Hart isn't shy about letting people know he's made plenty of money during his career. But he also wants his career to be more than making the big bucks, looking to own his projects as a writer and producer like his idol Chris Rock.
"I'm a millionaire, but it's not enough," Hart said. "It's about owning. It's not about making the money. It's about what you do with the money once you have it. Chris Rock directs, writes, produces and stars in his projects. He creates because he wants to keep his brand going."
Hart has already made an impression as a business-minded entertainer. He met with AMC Theaters executives to help close the deal on his debut standup movie.
"You know the term showbiz? Well, Kevin knows how to go back and forth from the show and biz," said Jeff Clanagan, the CEO of Codeblack Entertainment, which produced and distributed "Laugh at My Pain." "He's talented. We all know that. But he can also put on the CEO hat. There are not many people who can do the show and the business."
Outside of his comedy and acting endeavors, he is filming a documentary to explore the preparation of his comedy act, and has recently launched own mobile application, "Little Jumpman," a game that shows a character with the likeness of Hart jumping as high as he can to earn points. The comedian's YouTube video channel, Twitter and Facebook updates can also be accessed through the application.
"It's all about my long term goals," he said. "How do I become a mogul? The only way to do that is to constantly reinvent myself and invest in myself."

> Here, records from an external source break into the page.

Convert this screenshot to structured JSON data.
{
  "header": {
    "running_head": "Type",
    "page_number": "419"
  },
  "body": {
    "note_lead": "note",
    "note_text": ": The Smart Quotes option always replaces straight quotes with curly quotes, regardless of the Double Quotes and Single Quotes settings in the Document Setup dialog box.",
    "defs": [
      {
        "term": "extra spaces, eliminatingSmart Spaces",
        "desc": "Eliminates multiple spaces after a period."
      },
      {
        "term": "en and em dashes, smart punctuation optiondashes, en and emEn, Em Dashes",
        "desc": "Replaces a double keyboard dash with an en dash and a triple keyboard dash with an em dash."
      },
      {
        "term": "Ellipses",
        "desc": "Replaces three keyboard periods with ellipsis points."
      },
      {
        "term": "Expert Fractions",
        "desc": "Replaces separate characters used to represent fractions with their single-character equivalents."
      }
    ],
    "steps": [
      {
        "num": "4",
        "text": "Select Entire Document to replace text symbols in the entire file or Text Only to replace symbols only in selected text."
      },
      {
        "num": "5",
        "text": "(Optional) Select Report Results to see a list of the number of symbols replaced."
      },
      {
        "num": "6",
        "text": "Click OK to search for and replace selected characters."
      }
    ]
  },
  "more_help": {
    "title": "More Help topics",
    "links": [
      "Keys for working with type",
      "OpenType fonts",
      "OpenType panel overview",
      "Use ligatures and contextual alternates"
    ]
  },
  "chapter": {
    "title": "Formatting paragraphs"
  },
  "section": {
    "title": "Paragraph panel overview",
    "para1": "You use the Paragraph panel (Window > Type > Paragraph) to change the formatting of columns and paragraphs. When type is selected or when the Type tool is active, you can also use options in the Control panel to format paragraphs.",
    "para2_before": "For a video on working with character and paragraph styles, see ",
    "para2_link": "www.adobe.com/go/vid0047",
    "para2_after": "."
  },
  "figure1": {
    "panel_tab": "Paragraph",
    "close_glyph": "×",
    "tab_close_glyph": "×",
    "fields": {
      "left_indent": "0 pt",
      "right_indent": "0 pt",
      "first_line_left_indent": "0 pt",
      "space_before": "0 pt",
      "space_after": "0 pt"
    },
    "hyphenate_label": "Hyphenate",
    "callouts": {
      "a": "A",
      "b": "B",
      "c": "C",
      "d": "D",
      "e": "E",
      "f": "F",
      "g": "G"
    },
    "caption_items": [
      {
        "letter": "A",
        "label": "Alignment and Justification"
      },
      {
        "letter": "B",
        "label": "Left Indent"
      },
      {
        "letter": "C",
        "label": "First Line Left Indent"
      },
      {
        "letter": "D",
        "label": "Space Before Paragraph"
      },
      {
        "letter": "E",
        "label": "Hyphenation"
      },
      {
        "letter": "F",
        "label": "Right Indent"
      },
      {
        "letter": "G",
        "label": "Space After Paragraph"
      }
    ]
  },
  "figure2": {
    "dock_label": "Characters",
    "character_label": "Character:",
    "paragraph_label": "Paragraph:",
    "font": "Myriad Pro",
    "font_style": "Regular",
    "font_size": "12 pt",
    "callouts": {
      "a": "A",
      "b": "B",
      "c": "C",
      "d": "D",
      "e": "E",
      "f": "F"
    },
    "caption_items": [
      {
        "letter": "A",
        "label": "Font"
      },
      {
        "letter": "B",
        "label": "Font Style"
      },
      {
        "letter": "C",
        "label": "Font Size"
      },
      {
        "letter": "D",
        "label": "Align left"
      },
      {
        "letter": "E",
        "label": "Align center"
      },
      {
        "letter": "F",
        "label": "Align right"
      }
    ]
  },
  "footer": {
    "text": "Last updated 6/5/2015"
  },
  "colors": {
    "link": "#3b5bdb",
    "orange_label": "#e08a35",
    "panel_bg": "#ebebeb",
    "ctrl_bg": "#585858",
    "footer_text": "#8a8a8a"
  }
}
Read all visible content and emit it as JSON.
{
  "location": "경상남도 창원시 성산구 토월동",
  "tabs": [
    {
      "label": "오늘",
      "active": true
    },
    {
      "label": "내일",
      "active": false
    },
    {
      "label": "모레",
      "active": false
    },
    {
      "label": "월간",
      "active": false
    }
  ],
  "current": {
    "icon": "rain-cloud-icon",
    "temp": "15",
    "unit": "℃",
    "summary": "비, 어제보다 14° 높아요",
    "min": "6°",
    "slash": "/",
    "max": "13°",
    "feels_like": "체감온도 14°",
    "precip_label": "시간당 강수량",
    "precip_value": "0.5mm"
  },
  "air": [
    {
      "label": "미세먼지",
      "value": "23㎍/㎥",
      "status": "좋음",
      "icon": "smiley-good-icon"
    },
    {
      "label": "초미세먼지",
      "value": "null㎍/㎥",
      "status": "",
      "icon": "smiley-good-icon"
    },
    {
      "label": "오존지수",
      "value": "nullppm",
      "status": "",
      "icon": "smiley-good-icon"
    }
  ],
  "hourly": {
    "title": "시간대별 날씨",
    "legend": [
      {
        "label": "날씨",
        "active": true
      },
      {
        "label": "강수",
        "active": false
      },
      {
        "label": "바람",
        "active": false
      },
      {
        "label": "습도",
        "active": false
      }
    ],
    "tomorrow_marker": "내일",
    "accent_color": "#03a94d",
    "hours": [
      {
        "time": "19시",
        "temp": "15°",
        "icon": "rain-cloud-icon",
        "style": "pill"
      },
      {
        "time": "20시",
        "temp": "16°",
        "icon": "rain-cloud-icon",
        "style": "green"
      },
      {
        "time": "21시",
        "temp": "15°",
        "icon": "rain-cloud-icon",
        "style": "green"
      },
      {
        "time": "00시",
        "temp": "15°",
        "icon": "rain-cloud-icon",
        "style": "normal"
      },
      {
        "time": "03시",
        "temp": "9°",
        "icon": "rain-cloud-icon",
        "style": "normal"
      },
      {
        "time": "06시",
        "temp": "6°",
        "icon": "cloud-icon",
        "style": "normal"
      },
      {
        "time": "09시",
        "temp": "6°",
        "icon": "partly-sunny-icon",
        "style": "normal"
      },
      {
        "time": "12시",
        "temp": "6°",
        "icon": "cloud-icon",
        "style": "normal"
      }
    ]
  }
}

Follow Jonathan Landrum Jr. on Twitter at http://www.twitter.com/mrlandrum31